* WHAT THIS TASK INVOLVES *
Quote every line below exactly as it reads.

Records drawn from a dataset

● ● ● ● ● ● ●

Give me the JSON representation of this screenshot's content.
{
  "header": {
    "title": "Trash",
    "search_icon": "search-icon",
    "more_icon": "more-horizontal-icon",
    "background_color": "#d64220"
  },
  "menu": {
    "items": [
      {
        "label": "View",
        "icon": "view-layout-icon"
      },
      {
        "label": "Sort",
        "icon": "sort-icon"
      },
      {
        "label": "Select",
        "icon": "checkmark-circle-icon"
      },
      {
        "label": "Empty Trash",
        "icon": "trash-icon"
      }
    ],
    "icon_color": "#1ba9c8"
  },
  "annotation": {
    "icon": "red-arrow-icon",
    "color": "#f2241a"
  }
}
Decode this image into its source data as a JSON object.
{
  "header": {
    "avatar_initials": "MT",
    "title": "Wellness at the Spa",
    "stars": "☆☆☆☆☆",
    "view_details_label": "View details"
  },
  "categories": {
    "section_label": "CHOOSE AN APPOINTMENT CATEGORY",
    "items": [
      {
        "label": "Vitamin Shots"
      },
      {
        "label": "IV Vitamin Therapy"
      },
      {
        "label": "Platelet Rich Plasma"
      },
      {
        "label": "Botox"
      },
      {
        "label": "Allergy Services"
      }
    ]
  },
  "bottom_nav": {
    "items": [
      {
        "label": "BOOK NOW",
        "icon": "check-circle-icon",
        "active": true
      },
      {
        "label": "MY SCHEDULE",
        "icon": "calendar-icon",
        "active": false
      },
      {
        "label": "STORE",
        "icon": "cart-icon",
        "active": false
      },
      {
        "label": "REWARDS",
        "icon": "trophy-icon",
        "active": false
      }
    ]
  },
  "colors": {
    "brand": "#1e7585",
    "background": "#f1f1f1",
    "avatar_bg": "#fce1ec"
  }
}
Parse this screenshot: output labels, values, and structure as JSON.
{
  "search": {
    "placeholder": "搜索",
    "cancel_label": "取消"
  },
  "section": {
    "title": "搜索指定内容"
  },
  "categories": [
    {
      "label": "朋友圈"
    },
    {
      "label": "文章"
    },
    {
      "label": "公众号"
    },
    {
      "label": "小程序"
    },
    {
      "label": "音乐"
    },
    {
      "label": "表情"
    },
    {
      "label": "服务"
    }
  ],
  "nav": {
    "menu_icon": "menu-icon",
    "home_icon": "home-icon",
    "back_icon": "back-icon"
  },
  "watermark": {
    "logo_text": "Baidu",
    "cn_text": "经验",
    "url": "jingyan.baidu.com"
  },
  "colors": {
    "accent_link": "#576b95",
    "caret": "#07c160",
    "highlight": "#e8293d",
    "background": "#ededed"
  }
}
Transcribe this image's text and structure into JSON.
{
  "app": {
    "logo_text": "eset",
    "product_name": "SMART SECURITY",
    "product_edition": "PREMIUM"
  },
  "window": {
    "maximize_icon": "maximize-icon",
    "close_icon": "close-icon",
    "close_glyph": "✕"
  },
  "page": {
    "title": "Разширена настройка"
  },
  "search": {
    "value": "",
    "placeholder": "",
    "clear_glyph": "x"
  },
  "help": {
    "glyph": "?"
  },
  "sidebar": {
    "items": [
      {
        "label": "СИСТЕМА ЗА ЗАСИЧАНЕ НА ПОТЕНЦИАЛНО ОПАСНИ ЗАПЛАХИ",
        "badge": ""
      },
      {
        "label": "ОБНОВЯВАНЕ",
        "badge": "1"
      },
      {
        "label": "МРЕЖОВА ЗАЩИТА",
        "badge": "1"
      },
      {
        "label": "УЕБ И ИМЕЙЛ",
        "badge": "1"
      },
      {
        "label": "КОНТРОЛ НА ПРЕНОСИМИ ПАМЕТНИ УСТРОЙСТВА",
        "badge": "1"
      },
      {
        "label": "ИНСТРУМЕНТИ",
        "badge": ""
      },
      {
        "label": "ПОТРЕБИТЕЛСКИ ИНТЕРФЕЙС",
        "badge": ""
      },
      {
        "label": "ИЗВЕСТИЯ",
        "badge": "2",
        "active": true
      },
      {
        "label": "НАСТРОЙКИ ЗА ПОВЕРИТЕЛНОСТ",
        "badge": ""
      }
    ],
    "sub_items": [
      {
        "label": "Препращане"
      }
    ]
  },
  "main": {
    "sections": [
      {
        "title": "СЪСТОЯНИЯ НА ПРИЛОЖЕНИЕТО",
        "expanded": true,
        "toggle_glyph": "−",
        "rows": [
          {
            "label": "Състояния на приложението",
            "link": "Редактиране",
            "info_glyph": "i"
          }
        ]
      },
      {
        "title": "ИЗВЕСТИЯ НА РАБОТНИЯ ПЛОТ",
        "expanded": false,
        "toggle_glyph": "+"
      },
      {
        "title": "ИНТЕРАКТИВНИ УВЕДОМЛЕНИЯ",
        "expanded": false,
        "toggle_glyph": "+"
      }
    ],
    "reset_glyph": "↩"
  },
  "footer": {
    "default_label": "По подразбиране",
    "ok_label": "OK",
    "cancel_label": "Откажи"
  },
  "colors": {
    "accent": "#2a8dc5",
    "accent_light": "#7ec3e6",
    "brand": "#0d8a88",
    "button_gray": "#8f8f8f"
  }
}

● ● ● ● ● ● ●

* TASK RESPONSE *
Give me the JSON representation of this screenshot's content.
{
  "header": {
    "title": "Trash",
    "search_icon": "search-icon",
    "more_icon": "more-horizontal-icon",
    "background_color": "#d64220"
  },
  "menu": {
    "items": [
      {
        "label": "View",
        "icon": "view-layout-icon"
      },
      {
        "label": "Sort",
        "icon": "sort-icon"
      },
      {
        "label": "Select",
        "icon": "checkmark-circle-icon"
      },
      {
        "label": "Empty Trash",
        "icon": "trash-icon"
      }
    ],
    "icon_color": "#1ba9c8"
  },
  "annotation": {
    "icon": "red-arrow-icon",
    "color": "#f2241a"
  }
}
Decode this image into its source data as a JSON object.
{
  "header": {
    "avatar_initials": "MT",
    "title": "Wellness at the Spa",
    "stars": "☆☆☆☆☆",
    "view_details_label": "View details"
  },
  "categories": {
    "section_label": "CHOOSE AN APPOINTMENT CATEGORY",
    "items": [
      {
        "label": "Vitamin Shots"
      },
      {
        "label": "IV Vitamin Therapy"
      },
      {
        "label": "Platelet Rich Plasma"
      },
      {
        "label": "Botox"
      },
      {
        "label": "Allergy Services"
      }
    ]
  },
  "bottom_nav": {
    "items": [
      {
        "label": "BOOK NOW",
        "icon": "check-circle-icon",
        "active": true
      },
      {
        "label": "MY SCHEDULE",
        "icon": "calendar-icon",
        "active": false
      },
      {
        "label": "STORE",
        "icon": "cart-icon",
        "active": false
      },
      {
        "label": "REWARDS",
        "icon": "trophy-icon",
        "active": false
      }
    ]
  },
  "colors": {
    "brand": "#1e7585",
    "background": "#f1f1f1",
    "avatar_bg": "#fce1ec"
  }
}
Parse this screenshot: output labels, values, and structure as JSON.
{
  "search": {
    "placeholder": "搜索",
    "cancel_label": "取消"
  },
  "section": {
    "title": "搜索指定内容"
  },
  "categories": [
    {
      "label": "朋友圈"
    },
    {
      "label": "文章"
    },
    {
      "label": "公众号"
    },
    {
      "label": "小程序"
    },
    {
      "label": "音乐"
    },
    {
      "label": "表情"
    },
    {
      "label": "服务"
    }
  ],
  "nav": {
    "menu_icon": "menu-icon",
    "home_icon": "home-icon",
    "back_icon": "back-icon"
  },
  "watermark": {
    "logo_text": "Baidu",
    "cn_text": "经验",
    "url": "jingyan.baidu.com"
  },
  "colors": {
    "accent_link": "#576b95",
    "caret": "#07c160",
    "highlight": "#e8293d",
    "background": "#ededed"
  }
}
Transcribe this image's text and structure into JSON.
{
  "app": {
    "logo_text": "eset",
    "product_name": "SMART SECURITY",
    "product_edition": "PREMIUM"
  },
  "window": {
    "maximize_icon": "maximize-icon",
    "close_icon": "close-icon",
    "close_glyph": "✕"
  },
  "page": {
    "title": "Разширена настройка"
  },
  "search": {
    "value": "",
    "placeholder": "",
    "clear_glyph": "x"
  },
  "help": {
    "glyph": "?"
  },
  "sidebar": {
    "items": [
      {
        "label": "СИСТЕМА ЗА ЗАСИЧАНЕ НА ПОТЕНЦИАЛНО ОПАСНИ ЗАПЛАХИ",
        "badge": ""
      },
      {
        "label": "ОБНОВЯВАНЕ",
        "badge": "1"
      },
      {
        "label": "МРЕЖОВА ЗАЩИТА",
        "badge": "1"
      },
      {
        "label": "УЕБ И ИМЕЙЛ",
        "badge": "1"
      },
      {
        "label": "КОНТРОЛ НА ПРЕНОСИМИ ПАМЕТНИ УСТРОЙСТВА",
        "badge": "1"
      },
      {
        "label": "ИНСТРУМЕНТИ",
        "badge": ""
      },
      {
        "label": "ПОТРЕБИТЕЛСКИ ИНТЕРФЕЙС",
        "badge": ""
      },
      {
        "label": "ИЗВЕСТИЯ",
        "badge": "2",
        "active": true
      },
      {
        "label": "НАСТРОЙКИ ЗА ПОВЕРИТЕЛНОСТ",
        "badge": ""
      }
    ],
    "sub_items": [
      {
        "label": "Препращане"
      }
    ]
  },
  "main": {
    "sections": [
      {
        "title": "СЪСТОЯНИЯ НА ПРИЛОЖЕНИЕТО",
        "expanded": true,
        "toggle_glyph": "−",
        "rows": [
          {
            "label": "Състояния на приложението",
            "link": "Редактиране",
            "info_glyph": "i"
          }
        ]
      },
      {
        "title": "ИЗВЕСТИЯ НА РАБОТНИЯ ПЛОТ",
        "expanded": false,
        "toggle_glyph": "+"
      },
      {
        "title": "ИНТЕРАКТИВНИ УВЕДОМЛЕНИЯ",
        "expanded": false,
        "toggle_glyph": "+"
      }
    ],
    "reset_glyph": "↩"
  },
  "footer": {
    "default_label": "По подразбиране",
    "ok_label": "OK",
    "cancel_label": "Откажи"
  },
  "colors": {
    "accent": "#2a8dc5",
    "accent_light": "#7ec3e6",
    "brand": "#0d8a88",
    "button_gray": "#8f8f8f"
  }
}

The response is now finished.